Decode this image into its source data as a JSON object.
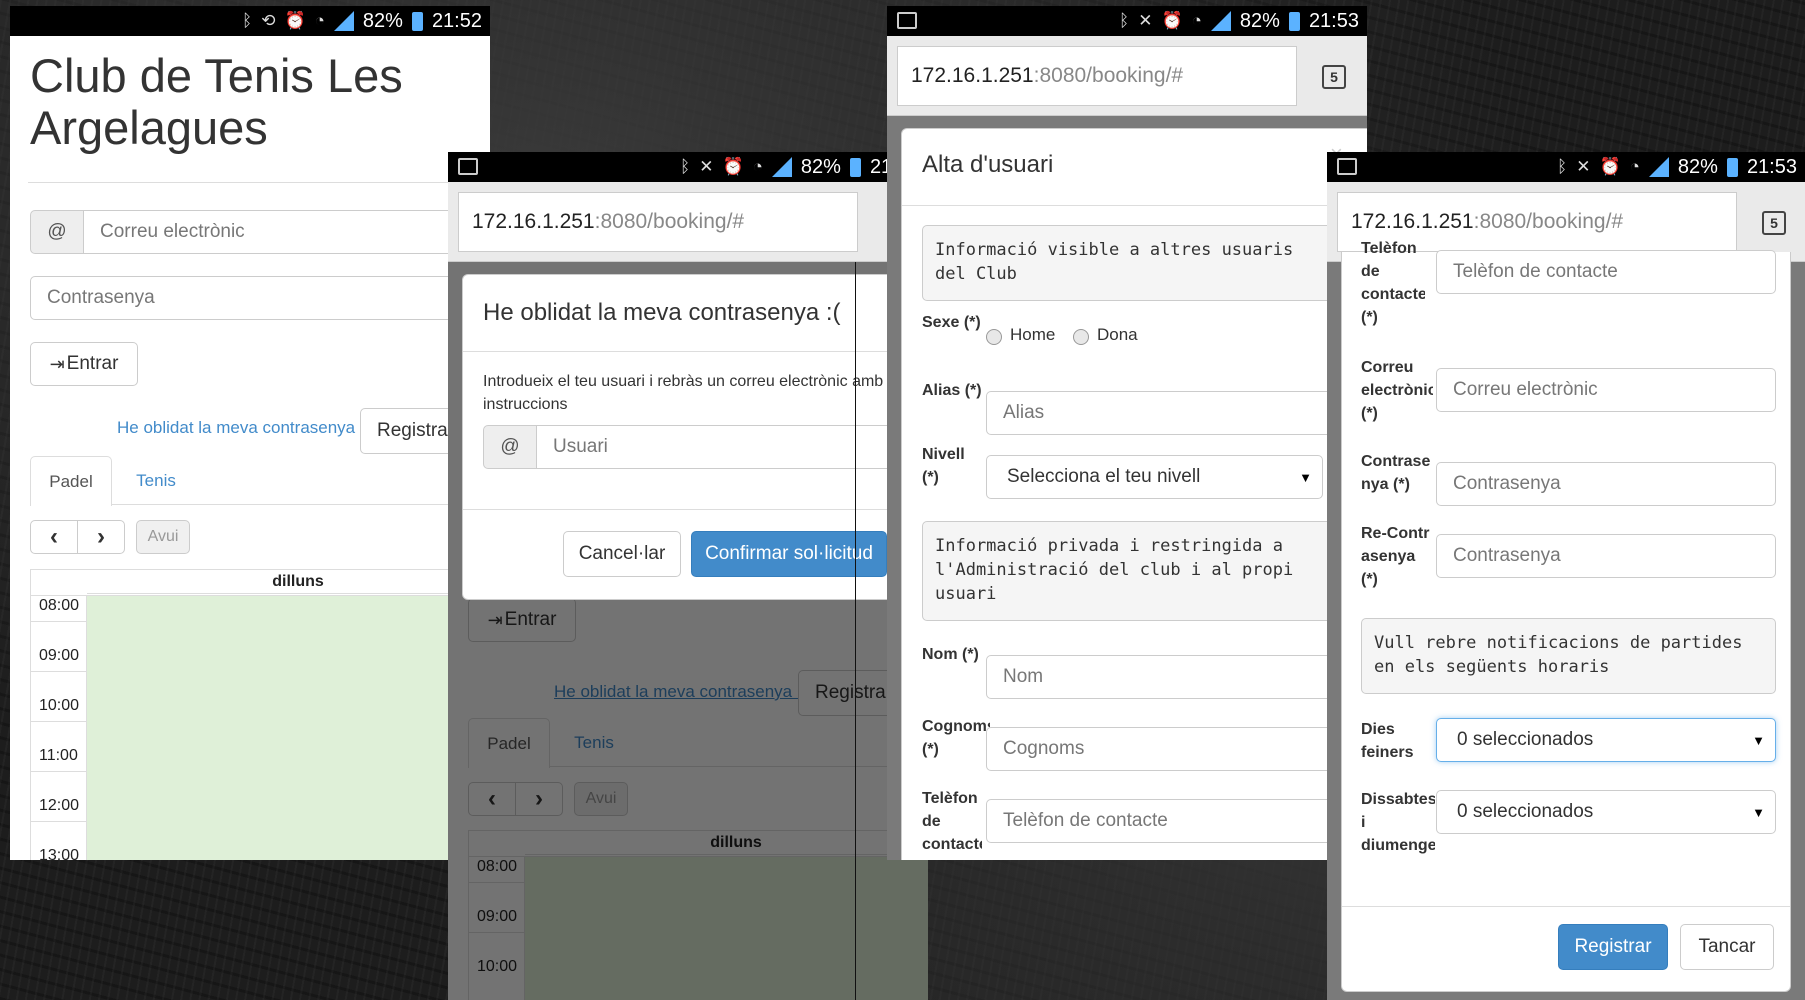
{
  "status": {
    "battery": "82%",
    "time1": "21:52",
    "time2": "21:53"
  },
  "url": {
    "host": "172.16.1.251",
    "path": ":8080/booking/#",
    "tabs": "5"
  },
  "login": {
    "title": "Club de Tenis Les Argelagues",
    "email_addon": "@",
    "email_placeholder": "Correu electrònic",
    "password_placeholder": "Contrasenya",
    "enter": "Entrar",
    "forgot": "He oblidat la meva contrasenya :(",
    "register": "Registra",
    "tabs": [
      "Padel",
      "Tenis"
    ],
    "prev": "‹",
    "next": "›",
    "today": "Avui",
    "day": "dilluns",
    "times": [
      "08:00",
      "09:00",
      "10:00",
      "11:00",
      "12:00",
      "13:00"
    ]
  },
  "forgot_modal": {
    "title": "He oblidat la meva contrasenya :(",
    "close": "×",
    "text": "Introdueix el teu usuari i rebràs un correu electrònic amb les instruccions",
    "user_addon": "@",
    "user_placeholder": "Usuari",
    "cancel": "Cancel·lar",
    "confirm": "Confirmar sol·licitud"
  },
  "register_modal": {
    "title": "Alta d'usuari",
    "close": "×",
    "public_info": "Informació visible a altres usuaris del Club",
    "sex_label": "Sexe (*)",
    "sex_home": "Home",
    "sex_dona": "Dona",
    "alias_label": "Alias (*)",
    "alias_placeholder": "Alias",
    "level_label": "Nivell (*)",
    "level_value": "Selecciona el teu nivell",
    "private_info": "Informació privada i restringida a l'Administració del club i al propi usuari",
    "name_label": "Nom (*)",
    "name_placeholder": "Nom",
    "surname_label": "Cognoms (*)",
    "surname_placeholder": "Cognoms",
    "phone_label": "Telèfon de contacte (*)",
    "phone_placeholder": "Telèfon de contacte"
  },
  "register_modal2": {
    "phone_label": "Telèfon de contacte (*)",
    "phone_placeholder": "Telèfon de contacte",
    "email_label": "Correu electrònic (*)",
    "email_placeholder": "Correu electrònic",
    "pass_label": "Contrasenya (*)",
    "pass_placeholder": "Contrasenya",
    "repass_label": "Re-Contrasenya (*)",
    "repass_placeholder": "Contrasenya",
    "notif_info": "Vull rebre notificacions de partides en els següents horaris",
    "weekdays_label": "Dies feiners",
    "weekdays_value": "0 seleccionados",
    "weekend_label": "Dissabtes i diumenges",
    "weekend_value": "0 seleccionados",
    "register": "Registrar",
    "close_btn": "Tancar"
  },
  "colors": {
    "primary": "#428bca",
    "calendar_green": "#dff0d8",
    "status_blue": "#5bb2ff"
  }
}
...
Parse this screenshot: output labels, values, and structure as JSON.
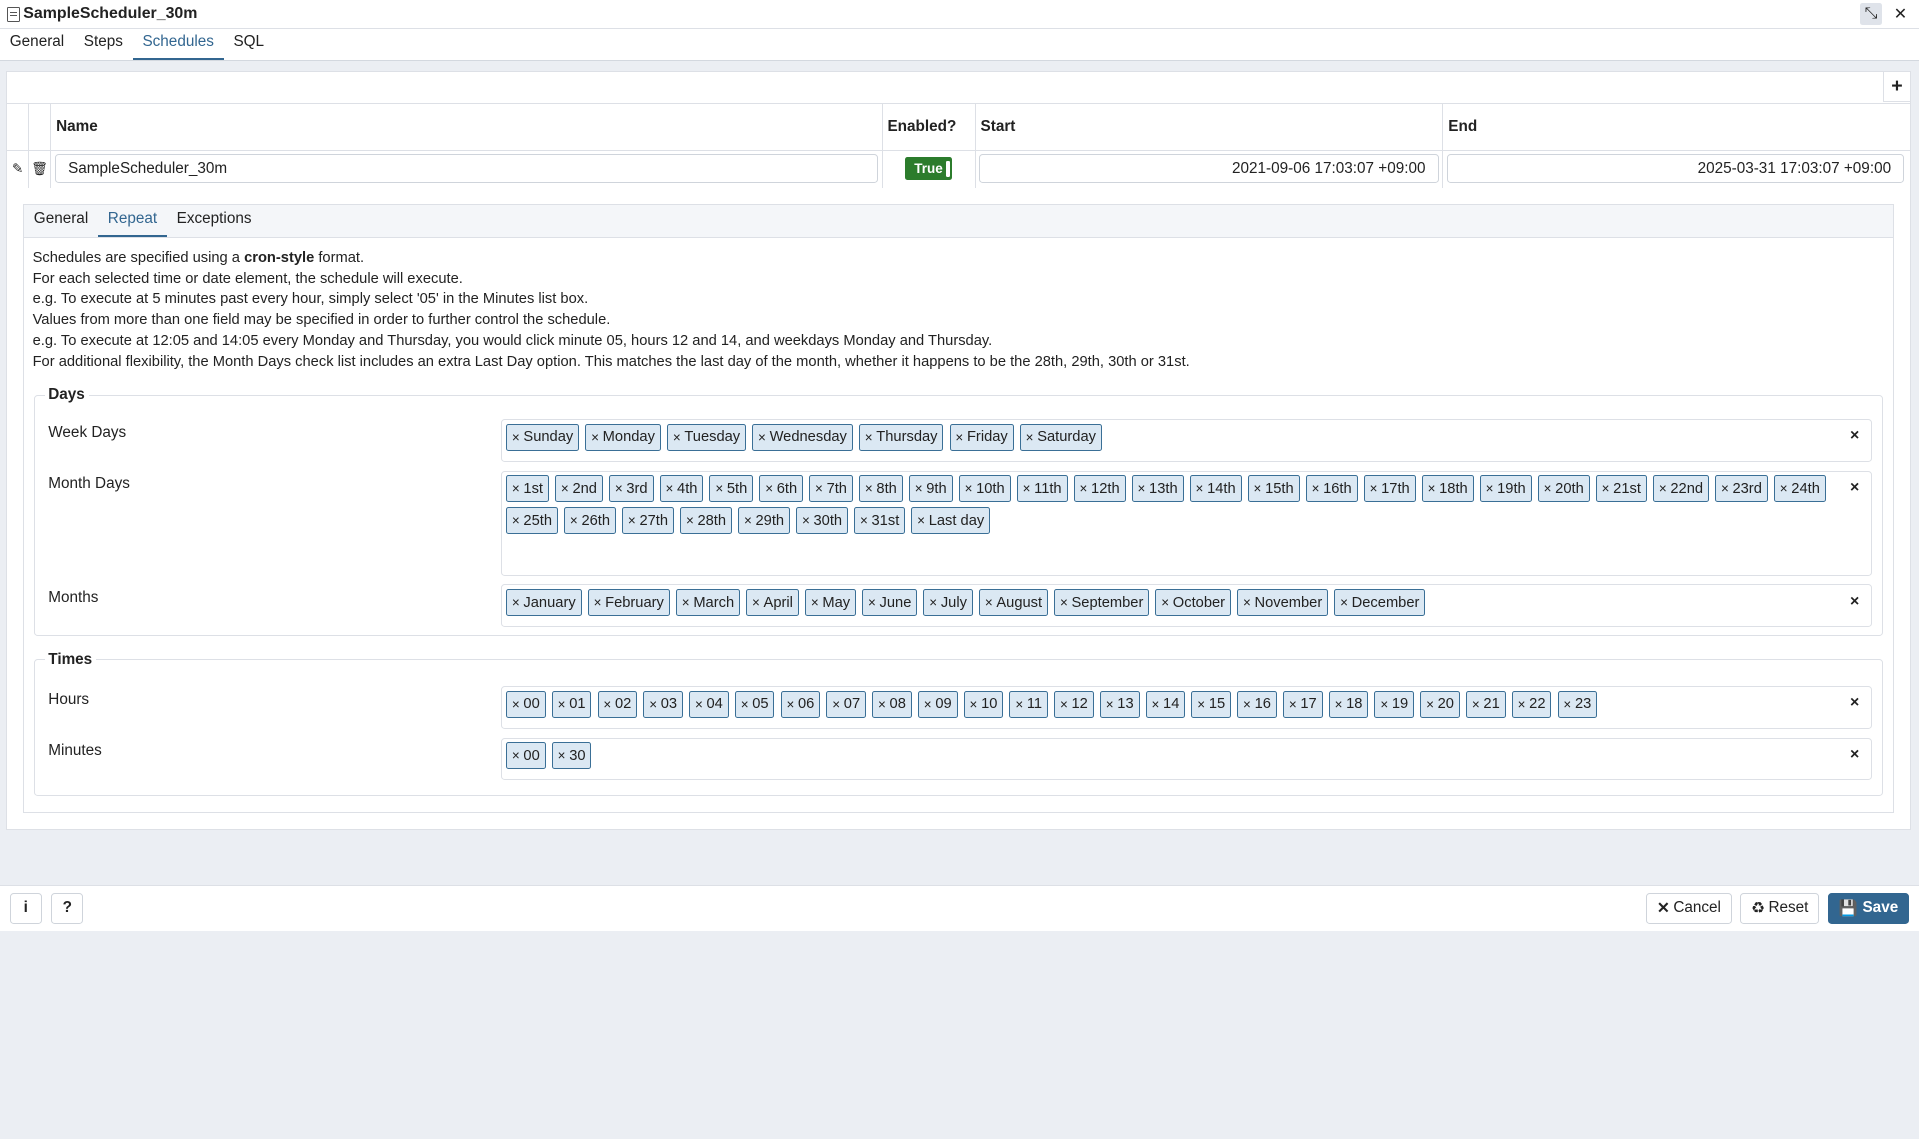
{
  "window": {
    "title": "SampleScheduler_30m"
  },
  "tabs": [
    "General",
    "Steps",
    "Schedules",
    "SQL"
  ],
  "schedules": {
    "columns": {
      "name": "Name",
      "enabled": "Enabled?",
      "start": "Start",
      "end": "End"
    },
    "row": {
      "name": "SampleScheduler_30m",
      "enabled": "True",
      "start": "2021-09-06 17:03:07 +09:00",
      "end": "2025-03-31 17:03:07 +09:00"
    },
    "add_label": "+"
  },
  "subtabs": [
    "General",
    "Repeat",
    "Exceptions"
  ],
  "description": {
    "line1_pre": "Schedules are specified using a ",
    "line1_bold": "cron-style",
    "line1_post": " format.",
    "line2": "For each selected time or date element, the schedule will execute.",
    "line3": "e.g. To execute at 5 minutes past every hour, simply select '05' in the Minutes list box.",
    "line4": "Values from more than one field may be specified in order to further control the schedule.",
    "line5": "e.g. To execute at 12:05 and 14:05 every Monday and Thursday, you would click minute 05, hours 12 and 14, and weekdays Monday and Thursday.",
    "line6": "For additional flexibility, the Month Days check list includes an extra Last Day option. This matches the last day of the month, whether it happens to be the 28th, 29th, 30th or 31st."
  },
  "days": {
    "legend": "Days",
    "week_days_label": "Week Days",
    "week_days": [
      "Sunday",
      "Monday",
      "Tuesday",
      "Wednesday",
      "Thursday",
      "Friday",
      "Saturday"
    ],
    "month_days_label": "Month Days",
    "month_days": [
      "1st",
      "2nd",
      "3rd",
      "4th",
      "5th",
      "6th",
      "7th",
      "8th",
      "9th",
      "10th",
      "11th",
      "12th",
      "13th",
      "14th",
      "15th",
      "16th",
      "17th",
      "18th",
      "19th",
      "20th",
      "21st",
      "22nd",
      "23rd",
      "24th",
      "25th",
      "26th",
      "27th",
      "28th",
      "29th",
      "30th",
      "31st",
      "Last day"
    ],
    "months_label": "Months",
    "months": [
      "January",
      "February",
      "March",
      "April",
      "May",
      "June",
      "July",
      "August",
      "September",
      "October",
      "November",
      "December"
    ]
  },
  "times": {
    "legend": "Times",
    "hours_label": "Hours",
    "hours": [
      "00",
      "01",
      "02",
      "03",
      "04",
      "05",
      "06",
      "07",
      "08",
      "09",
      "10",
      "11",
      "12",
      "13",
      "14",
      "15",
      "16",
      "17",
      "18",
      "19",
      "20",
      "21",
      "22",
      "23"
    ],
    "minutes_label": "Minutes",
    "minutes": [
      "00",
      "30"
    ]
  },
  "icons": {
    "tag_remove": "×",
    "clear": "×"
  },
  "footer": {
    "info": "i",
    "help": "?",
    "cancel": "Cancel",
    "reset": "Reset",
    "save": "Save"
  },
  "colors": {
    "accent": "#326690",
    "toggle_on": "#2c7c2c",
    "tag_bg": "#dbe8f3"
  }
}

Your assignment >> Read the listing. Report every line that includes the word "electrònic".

Problem solution >>
    "email_placeholder": "Correu electrònic",
    "text": "Introdueix el teu usuari i rebràs un correu electrònic amb les instruccions",
    "email_label": "Correu electrònic (*)",
    "email_placeholder": "Correu electrònic",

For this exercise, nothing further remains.